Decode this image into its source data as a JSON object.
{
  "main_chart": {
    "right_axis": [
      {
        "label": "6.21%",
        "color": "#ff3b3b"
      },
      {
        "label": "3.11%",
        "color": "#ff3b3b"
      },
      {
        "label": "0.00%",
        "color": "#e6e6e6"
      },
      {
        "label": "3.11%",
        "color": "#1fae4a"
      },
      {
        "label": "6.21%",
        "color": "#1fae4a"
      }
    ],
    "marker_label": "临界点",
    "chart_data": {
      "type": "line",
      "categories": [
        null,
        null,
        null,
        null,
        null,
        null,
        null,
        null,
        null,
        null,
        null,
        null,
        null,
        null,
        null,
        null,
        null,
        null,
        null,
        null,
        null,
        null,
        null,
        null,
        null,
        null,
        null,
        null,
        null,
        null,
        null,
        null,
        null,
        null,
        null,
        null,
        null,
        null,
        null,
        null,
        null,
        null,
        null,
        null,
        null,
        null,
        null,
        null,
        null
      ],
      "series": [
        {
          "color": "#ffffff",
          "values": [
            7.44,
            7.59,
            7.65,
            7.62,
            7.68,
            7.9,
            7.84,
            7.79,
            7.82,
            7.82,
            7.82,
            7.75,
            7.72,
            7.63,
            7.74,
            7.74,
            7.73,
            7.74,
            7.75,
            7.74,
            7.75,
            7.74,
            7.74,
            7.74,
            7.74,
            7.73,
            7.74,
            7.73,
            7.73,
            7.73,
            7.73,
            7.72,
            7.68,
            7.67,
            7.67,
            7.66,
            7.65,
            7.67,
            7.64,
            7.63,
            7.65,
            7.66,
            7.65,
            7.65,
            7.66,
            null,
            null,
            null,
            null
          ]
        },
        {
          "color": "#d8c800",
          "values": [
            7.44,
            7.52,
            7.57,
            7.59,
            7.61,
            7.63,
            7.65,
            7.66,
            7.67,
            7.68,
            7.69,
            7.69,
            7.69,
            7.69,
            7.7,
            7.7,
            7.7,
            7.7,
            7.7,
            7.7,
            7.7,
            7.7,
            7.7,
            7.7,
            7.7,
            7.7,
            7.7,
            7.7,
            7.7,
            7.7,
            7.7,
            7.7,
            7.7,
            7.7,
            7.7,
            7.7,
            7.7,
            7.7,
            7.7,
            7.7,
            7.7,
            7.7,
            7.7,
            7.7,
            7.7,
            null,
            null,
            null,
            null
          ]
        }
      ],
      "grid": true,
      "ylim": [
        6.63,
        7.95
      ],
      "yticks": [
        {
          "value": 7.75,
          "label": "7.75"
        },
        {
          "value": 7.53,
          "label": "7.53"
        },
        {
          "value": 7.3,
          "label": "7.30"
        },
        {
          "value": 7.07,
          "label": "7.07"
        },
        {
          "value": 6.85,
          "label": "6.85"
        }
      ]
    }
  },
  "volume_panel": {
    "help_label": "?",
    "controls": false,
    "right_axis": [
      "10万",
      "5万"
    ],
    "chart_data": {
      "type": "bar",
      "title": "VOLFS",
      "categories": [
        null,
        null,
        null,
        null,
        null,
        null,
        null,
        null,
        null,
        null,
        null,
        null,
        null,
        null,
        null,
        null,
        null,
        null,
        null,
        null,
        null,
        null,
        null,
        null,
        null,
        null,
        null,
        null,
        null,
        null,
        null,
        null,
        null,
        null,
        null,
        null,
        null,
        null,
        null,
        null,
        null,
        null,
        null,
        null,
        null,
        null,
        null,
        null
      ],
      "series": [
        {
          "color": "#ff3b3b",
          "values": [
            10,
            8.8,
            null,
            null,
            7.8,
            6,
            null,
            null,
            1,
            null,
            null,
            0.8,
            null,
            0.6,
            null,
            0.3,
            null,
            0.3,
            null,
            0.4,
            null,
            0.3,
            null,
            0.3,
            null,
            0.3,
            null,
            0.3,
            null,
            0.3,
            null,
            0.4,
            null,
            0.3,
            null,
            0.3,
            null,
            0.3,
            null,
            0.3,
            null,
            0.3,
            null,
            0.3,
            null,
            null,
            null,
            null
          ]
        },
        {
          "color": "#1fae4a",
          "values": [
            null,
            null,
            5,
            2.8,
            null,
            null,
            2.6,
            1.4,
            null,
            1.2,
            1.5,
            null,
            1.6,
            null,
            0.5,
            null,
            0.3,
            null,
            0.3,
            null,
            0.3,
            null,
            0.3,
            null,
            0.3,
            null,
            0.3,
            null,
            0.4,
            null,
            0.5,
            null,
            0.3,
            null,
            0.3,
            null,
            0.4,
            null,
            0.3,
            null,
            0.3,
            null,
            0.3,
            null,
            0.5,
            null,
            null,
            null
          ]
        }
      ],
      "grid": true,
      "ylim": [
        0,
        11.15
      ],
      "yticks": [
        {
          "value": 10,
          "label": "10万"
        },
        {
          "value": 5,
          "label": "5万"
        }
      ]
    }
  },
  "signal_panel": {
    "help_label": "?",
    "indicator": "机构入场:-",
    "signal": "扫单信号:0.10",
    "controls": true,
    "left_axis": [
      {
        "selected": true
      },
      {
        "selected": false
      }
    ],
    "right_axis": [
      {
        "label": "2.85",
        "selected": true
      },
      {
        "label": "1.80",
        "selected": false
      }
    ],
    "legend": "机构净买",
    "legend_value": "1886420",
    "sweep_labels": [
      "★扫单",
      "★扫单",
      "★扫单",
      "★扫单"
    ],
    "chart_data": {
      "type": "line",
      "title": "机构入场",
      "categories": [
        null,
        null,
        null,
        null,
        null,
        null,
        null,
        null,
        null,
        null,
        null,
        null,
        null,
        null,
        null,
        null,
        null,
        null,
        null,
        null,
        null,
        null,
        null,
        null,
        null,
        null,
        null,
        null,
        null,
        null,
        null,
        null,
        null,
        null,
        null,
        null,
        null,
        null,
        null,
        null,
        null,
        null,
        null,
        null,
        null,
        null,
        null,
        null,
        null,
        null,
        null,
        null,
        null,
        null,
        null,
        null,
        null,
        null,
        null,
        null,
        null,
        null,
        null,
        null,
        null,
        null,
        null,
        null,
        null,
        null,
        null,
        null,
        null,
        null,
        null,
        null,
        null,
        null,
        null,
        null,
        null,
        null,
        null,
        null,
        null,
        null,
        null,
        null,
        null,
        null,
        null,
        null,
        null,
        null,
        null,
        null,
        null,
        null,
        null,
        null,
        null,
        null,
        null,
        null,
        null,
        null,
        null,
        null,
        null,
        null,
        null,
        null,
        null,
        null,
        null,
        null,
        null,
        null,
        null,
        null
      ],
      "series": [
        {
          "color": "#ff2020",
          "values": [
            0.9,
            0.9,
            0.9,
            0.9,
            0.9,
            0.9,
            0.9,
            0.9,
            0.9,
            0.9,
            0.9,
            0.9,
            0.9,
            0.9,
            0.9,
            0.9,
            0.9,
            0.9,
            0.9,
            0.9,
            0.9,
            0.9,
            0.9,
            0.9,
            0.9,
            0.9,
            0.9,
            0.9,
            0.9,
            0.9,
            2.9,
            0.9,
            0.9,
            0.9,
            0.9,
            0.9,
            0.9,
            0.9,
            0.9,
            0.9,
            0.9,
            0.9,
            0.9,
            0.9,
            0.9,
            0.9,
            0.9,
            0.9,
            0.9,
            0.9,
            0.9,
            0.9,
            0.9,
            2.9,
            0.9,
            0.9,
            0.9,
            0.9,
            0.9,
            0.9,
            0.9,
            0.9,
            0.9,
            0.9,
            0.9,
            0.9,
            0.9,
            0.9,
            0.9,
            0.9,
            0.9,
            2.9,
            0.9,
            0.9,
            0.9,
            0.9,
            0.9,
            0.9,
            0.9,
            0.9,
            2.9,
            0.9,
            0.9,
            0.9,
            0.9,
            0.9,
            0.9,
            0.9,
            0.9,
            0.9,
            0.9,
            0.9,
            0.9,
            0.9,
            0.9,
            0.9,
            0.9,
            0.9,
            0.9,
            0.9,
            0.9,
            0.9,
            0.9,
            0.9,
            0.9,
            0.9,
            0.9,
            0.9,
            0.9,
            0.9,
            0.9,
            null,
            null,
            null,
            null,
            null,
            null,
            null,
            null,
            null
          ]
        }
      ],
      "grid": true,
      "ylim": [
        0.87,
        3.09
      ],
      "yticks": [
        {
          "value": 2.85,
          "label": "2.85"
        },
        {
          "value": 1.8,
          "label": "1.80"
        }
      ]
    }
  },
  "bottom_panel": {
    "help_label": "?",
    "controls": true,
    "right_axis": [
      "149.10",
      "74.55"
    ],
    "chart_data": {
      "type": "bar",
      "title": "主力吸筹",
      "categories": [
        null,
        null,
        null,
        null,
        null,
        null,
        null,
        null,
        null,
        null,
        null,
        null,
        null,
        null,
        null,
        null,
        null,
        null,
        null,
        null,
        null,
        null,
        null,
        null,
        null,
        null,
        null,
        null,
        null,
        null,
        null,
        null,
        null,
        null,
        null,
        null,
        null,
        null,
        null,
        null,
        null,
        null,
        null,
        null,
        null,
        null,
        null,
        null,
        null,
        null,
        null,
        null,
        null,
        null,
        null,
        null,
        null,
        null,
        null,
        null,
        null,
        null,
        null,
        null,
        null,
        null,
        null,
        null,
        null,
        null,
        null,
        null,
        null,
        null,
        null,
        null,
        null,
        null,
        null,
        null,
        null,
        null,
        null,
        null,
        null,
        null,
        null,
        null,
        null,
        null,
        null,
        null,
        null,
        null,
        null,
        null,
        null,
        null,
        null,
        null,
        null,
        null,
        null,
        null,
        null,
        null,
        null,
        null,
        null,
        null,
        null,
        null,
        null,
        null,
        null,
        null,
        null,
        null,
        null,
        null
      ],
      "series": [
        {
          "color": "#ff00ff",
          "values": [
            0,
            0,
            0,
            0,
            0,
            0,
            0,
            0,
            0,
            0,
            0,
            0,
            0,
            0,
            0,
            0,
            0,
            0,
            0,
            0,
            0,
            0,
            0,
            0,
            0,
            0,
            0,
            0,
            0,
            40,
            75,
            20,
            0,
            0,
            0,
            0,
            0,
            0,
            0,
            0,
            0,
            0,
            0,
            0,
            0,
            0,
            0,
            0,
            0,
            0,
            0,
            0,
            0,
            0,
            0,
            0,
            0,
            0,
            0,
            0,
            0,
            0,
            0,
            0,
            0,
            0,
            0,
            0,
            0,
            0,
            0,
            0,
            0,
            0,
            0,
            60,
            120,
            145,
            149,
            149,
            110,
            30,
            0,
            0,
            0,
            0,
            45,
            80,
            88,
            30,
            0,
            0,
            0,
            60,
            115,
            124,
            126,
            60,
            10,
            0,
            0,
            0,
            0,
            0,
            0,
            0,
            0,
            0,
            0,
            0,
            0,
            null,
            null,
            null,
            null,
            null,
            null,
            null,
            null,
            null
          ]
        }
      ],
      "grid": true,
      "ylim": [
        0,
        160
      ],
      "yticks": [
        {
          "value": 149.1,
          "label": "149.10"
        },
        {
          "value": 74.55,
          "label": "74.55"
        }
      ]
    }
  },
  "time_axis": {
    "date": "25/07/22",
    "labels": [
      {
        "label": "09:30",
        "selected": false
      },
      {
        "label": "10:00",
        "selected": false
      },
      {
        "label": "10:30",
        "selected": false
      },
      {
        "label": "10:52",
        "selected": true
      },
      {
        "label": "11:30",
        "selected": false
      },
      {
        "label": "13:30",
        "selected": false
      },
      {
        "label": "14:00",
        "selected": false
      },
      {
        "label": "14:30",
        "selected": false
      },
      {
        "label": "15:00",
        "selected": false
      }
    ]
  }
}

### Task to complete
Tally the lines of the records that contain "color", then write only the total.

### Your solution
11